The curriculum culminates in a two-week "boot camp" at Suzlon's Elgin, Ill.-based 12,000 square-foot facility where students receive hands-on training that includes practice climbing, nacelle maintenance, electrical and rescue safety, including life-like rescue drills with participation from real first responders, according to Charles Clayton, Suzlon's training manager.
While there are many programs offering technician training, this one enables hands-on experience. Suzlon says that its training center features a fully operational 2.1 MW wind turbine nacelle – North America's only fully operational wind turbine dedicated to training.
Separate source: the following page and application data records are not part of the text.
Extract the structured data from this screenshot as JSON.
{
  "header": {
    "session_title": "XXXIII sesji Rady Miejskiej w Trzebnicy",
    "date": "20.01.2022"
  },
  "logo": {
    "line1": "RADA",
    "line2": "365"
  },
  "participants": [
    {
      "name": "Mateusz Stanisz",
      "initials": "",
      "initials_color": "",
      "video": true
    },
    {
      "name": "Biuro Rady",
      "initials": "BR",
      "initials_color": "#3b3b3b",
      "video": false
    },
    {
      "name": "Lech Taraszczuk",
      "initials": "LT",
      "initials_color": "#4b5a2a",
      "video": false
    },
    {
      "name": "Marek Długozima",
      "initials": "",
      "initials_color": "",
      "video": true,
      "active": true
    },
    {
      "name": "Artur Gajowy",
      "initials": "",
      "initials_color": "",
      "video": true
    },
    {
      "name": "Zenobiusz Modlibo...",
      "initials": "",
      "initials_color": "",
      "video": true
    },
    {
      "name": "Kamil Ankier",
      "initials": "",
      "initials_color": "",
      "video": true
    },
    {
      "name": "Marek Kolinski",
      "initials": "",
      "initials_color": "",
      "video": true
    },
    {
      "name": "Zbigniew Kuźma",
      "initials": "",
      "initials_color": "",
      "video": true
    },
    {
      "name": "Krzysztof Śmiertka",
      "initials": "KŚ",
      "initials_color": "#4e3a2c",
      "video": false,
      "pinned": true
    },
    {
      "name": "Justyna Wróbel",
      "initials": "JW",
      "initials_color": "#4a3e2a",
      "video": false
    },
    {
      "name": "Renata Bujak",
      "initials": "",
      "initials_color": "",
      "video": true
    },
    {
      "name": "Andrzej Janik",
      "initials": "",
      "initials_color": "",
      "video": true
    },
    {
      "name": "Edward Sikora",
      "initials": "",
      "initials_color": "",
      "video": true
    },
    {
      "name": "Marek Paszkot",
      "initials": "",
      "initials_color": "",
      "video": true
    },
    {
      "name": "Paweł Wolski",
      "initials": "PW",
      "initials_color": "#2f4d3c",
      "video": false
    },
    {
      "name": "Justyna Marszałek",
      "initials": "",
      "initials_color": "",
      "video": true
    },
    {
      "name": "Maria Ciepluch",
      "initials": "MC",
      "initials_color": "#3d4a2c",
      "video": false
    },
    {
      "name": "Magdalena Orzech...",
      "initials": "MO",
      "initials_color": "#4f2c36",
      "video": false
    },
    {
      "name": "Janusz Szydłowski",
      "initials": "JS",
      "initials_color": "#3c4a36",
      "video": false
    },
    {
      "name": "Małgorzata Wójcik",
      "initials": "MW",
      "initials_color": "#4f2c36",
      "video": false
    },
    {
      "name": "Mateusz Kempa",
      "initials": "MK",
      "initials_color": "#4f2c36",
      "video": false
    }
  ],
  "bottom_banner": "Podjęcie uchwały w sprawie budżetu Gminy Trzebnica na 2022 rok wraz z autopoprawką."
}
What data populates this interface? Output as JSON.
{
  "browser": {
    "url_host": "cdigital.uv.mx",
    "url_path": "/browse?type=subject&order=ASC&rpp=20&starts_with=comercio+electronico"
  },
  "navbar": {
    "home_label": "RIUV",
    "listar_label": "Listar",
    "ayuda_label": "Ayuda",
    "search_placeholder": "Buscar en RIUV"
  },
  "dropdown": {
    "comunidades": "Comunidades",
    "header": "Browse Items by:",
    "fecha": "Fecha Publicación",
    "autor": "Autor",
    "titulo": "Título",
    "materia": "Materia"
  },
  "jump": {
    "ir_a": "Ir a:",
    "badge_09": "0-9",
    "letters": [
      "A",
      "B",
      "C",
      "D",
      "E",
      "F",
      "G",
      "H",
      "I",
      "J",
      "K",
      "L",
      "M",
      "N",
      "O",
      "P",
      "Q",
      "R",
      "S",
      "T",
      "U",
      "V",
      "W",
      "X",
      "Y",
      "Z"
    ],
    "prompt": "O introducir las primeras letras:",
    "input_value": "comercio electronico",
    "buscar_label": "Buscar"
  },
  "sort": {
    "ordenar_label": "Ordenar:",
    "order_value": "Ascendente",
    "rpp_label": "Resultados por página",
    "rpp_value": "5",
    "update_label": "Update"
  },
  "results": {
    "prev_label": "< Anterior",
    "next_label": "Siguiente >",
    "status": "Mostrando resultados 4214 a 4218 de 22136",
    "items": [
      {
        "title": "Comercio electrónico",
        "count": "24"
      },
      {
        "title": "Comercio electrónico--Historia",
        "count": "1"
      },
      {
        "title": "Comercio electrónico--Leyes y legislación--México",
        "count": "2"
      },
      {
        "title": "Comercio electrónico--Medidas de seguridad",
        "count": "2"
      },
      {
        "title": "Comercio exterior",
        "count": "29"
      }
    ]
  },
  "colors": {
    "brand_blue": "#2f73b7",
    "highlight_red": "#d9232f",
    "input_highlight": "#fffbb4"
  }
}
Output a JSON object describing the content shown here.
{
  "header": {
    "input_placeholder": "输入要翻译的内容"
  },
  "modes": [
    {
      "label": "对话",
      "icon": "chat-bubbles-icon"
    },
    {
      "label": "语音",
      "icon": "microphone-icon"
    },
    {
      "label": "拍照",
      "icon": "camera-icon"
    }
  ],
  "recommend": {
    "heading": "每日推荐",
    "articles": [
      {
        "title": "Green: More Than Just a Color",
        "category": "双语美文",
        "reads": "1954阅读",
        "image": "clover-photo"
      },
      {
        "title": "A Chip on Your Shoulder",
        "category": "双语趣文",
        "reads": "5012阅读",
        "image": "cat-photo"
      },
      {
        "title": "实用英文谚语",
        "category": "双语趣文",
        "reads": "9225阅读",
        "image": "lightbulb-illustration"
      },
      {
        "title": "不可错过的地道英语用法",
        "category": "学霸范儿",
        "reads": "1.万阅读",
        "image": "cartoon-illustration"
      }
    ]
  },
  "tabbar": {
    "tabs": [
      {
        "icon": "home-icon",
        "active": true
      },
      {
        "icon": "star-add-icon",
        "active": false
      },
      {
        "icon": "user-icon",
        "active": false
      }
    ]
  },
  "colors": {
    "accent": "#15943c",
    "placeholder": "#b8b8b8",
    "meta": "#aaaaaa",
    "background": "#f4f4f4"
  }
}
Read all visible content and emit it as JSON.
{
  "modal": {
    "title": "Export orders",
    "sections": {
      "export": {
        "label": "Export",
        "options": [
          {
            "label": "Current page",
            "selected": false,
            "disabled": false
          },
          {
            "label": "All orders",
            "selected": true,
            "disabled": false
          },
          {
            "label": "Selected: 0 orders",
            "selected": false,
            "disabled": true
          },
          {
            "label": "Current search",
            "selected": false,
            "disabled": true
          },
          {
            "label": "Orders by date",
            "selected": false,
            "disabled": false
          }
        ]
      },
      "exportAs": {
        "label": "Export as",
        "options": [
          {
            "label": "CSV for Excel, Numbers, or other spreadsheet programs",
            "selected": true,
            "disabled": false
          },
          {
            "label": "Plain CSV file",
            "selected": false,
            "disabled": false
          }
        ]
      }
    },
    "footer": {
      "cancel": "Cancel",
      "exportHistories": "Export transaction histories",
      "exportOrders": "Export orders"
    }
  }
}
The nacelle is mounted on an eight-foot tower supported by down-tower control and power panels.
In additional, there is a pitch control subsystem lab that contains a fully functional hub and pitch system on the ground with all the turbine operating functions enabled. The hub subsystem allows for complete training of pitch and blade positioning principles.
The "working at height" training area utilizes two 34-foot tower ladders complete with climb assist and cable and rail fall arrest systems.
Additionally, the program emphasizes electrical safety – a key concern for the wind industry in general. In fact, three days are set aside to ensure that all the elements of the National Fire Protection Association (NFPA) 70E Standard For Electrical Safety in the Workplace are covered.
According to the NFPA, the standard includes guidance for making hazard identification and risk assessments, selecting appropriate personal protective equipment and establishing electrically safe work conditions.
"Our training concept starts with hazard observation risk evaluation and the application of mitigating actions," Clayton explains. "The wind tech of tomorrow needs strong electrical comprehension combined with fluid theory, programmable logic controller application and mechanical knowledge. These theories then have to be combined in a systems concept with hands-on application."
Thus far, the yearlong partnership has yielded dividends for all parties concerned.
For Herzing's Longworth, combining the traditional learning with the online method "enhances critical thinking and verbal and written communication skills, providing a well-rounded wind energy technology graduate."
And for Suzlon, the program has become a built-in incubator, of sorts, according to Clayton, who says Suzlon has hired an average of eight technicians per month.
When asked how Suzlon would evaluate the program's success, Clayton notes, "The final answer to that is simple – would we be willing to hire these people ourselves?"